Scan the data and please report how many lines include the word "true". Leave out everything but the number.

• **Data shown**:
=-=-=

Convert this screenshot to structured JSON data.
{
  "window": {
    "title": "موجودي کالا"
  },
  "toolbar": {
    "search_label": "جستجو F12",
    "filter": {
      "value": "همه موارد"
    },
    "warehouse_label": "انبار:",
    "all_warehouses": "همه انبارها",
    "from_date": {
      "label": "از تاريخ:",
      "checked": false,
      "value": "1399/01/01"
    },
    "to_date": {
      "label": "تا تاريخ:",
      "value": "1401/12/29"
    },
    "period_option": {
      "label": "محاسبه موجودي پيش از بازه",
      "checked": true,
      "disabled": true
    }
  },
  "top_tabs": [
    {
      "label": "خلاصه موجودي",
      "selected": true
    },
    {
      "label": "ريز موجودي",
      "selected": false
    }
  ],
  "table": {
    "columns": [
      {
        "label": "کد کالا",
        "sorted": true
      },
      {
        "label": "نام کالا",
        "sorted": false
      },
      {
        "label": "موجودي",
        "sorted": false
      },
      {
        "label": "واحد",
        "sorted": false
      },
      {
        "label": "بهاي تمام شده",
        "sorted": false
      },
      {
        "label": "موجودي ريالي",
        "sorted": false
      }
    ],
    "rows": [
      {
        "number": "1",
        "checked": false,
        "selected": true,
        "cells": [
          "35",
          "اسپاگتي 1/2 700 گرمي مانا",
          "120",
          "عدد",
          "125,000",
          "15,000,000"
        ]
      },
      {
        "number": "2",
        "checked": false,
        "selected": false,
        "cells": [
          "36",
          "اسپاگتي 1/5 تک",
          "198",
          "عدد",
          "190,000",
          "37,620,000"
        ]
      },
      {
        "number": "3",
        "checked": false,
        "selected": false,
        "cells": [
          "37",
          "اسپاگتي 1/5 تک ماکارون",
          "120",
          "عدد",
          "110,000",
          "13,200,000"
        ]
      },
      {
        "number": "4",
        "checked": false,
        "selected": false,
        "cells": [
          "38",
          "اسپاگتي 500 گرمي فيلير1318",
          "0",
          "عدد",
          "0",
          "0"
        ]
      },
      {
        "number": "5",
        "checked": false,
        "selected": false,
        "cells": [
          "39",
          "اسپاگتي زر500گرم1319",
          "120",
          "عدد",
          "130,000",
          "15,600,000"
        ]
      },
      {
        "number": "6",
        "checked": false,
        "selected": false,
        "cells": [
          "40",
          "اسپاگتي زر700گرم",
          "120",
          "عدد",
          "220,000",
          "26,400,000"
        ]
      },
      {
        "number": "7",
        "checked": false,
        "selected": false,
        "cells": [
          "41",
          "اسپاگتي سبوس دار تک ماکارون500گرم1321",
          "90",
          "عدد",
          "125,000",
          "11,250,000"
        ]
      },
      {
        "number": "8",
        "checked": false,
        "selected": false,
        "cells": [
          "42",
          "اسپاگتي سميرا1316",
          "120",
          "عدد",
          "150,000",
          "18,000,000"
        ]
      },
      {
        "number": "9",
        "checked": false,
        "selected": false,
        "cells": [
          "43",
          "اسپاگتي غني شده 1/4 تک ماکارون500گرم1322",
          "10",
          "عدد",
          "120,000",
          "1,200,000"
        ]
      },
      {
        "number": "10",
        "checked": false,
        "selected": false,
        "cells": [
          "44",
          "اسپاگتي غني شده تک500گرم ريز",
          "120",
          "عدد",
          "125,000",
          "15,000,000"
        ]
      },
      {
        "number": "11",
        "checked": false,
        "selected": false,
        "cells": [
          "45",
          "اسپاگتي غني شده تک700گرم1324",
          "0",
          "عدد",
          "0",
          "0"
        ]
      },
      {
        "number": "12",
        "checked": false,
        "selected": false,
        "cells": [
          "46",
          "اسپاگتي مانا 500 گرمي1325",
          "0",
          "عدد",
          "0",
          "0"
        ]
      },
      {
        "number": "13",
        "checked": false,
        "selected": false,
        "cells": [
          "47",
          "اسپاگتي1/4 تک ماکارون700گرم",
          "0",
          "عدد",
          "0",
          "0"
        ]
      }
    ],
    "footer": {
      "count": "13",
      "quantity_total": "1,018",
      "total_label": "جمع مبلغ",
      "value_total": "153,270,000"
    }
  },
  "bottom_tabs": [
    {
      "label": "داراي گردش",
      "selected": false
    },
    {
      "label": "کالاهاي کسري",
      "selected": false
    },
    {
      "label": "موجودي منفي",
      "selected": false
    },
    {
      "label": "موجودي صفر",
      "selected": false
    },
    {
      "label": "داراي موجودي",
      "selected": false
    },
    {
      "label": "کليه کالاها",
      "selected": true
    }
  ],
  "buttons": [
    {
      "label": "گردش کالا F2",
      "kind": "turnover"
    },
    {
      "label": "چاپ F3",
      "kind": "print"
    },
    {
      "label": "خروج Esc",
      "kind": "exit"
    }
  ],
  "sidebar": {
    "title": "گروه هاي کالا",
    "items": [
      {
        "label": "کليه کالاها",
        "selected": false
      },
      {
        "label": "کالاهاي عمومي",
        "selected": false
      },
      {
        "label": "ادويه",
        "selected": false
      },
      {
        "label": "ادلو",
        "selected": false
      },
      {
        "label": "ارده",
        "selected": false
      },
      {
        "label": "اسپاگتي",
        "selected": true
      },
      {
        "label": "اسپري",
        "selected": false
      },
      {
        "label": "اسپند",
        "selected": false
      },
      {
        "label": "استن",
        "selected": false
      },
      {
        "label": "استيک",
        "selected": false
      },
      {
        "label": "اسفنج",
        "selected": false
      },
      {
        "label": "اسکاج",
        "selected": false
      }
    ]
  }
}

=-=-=

• **Output below**:
7